Your assignment:
Filter the records for "this" and keep each line that has it.

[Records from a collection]
=== Section Start ===

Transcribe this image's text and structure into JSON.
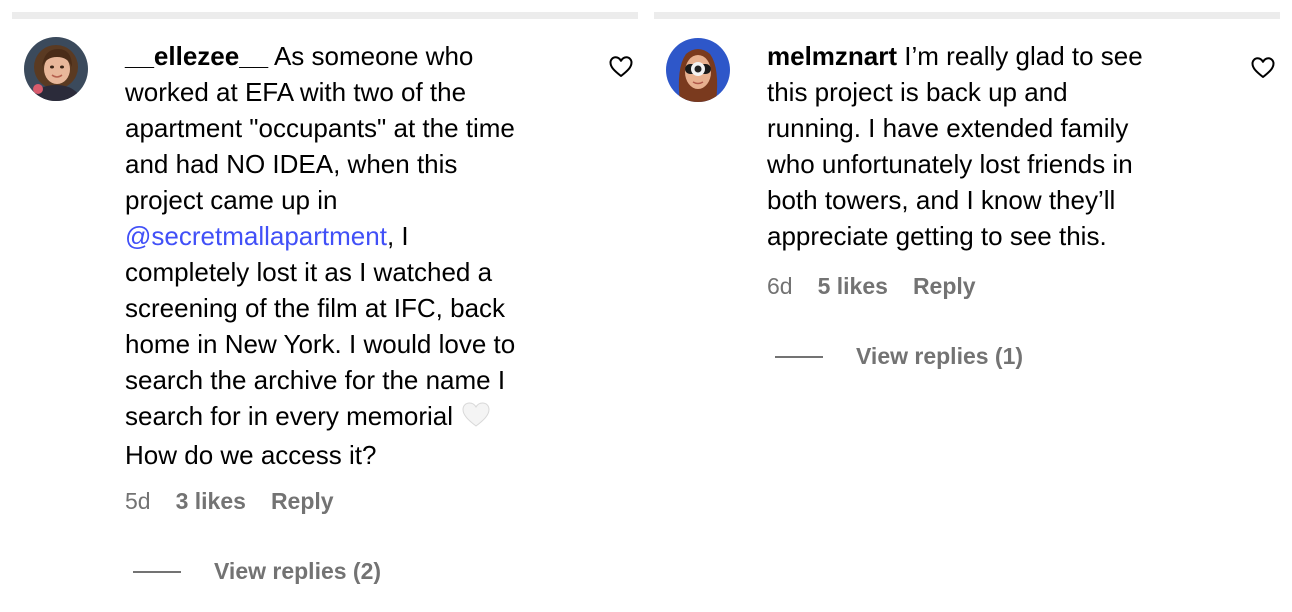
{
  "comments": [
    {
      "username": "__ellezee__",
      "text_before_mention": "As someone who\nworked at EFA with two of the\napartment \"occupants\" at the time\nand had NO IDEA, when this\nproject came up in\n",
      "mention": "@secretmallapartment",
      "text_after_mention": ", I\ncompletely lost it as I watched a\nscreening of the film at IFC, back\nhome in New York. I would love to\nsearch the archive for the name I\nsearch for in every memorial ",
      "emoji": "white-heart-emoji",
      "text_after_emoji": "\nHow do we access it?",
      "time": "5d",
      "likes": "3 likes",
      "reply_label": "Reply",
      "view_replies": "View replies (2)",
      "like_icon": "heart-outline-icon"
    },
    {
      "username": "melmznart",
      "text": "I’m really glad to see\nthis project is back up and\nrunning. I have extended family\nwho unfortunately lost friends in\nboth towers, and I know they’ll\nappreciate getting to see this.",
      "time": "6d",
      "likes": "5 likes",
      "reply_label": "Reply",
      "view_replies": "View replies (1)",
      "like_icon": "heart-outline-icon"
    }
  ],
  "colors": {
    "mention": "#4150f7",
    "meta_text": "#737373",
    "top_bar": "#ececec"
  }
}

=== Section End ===
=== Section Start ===

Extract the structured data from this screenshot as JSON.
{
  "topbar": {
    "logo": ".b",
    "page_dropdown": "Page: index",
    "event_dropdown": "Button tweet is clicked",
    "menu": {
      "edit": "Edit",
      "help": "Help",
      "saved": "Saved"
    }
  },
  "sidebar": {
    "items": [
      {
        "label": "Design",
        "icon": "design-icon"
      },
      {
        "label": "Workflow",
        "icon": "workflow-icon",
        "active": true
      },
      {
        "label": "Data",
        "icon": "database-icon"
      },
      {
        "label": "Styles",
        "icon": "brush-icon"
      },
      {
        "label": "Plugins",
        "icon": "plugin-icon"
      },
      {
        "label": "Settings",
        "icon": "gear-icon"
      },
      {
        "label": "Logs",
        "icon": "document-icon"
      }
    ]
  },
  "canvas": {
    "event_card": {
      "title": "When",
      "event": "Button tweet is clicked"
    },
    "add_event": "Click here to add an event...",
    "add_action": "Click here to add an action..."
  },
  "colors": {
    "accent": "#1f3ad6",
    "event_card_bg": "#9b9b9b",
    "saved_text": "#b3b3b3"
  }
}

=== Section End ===

Written answer:
Transcribe this image's text and structure into JSON.
      "text_before_mention": "As someone who\nworked at EFA with two of the\napartment \"occupants\" at the time\nand had NO IDEA, when this\nproject came up in\n",
      "text": "I’m really glad to see\nthis project is back up and\nrunning. I have extended family\nwho unfortunately lost friends in\nboth towers, and I know they’ll\nappreciate getting to see this.",
Extract the structured data from this screenshot as JSON.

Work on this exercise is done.